Over the years, Tim has often echoed my thoughts and beliefs, and there were times when my sons seemed to embrace these ideas more readily when they came from him, rather than me. Identify relevant mentors, introduce your kids to thoughtful role models, and do whatever it takes to keep them connected. Place reasonable, devoted believers alongside your kids.
Engage the Culture Alongside Your Kids
Most of us can remember a pivotal moment in our young lives as Christians; a moment when someone said something incredibly significant, or an occasion when we experienced something transformational.
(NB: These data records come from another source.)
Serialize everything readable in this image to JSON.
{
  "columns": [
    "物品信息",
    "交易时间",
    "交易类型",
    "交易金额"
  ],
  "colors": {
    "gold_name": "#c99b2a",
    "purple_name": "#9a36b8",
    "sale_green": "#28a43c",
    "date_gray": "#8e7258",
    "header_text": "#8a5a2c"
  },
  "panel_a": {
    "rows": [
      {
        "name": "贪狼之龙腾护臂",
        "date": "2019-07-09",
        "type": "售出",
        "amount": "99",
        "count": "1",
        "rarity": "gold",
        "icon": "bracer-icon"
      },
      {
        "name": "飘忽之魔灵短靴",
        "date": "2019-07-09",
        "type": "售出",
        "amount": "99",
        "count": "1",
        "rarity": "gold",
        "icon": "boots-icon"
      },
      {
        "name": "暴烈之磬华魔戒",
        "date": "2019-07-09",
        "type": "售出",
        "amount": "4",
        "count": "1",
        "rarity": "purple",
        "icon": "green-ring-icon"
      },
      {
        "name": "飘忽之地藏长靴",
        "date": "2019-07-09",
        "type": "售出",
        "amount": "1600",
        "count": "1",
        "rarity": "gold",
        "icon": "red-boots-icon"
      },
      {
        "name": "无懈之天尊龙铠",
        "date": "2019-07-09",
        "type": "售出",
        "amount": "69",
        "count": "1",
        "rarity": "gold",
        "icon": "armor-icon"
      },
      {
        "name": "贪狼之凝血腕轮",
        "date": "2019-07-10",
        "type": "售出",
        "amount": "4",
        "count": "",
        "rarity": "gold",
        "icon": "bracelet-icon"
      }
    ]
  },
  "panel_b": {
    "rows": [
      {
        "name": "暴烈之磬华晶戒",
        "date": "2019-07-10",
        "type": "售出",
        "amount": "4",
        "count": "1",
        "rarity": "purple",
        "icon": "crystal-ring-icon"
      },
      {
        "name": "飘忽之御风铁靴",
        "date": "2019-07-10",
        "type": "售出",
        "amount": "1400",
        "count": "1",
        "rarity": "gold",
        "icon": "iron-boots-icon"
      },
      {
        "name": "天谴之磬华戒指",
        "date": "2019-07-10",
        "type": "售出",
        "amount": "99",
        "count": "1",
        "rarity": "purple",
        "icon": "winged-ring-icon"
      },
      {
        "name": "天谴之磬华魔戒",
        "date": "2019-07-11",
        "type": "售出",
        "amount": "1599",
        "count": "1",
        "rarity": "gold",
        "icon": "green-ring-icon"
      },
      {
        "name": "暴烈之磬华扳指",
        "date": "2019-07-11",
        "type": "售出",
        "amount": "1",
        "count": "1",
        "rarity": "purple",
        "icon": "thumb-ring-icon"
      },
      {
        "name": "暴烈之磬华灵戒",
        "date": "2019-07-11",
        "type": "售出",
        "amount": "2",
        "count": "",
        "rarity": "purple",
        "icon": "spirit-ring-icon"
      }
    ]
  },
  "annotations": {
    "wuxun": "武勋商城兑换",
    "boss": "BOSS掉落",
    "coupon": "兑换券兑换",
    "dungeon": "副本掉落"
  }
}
These moments often happen by accident, but they don’t have to. As parents, we can facilitate these kinds of moments and experiences for our kids. Sometimes it’s a missions trip. I’ve been taking “case making” missions trips for many years, and the kids who attend these excursions always describe them as transformational.
Summit Worldview Conference is also an important resource for parents. As a member of the faculty there, I’ve seen what happens in this intensive two-week worldview training experience. It is nothing short of life changing. I cannot recommend it highly enough. Look for opportunities, prioritize your calendar, and encourage your kids to engage in a short-term, high intensity adventure. Come alongside your kids to help them have a pivotal moment.
As my wife, Susie, and I thought about our journey as Christian parents, we sensed a calling to provide resources to help other parents teach their kids good thinking skills as they examined the case for Jesus. So we wrote Cold-Case Christianity for Kids and God’s Crime Scene for Kids. Our own experience as youth leaders and pastors taught us that young people begin to question their faith in junior high. We wanted to provide a resource that would answer critical questions kids might have before they even begin to ask them. I hope our kids books will help you prepare your own children so you can provide them with answers to encourage them, develop opportunities to talk with them, find mentors to guide them and create experiences to remind them.
J. Warner Wallace is a Cold-Case Detective, Christian Case Maker, Senior Fellow at the Colson Center for Christian Worldview, and the author of Cold-Case Christianity, Cold-Case Christianity for Kids, God’s Crime Scene, God’s Crime Scene for Kids, and Forensic Faith.
This article was first written for Crosswalk.com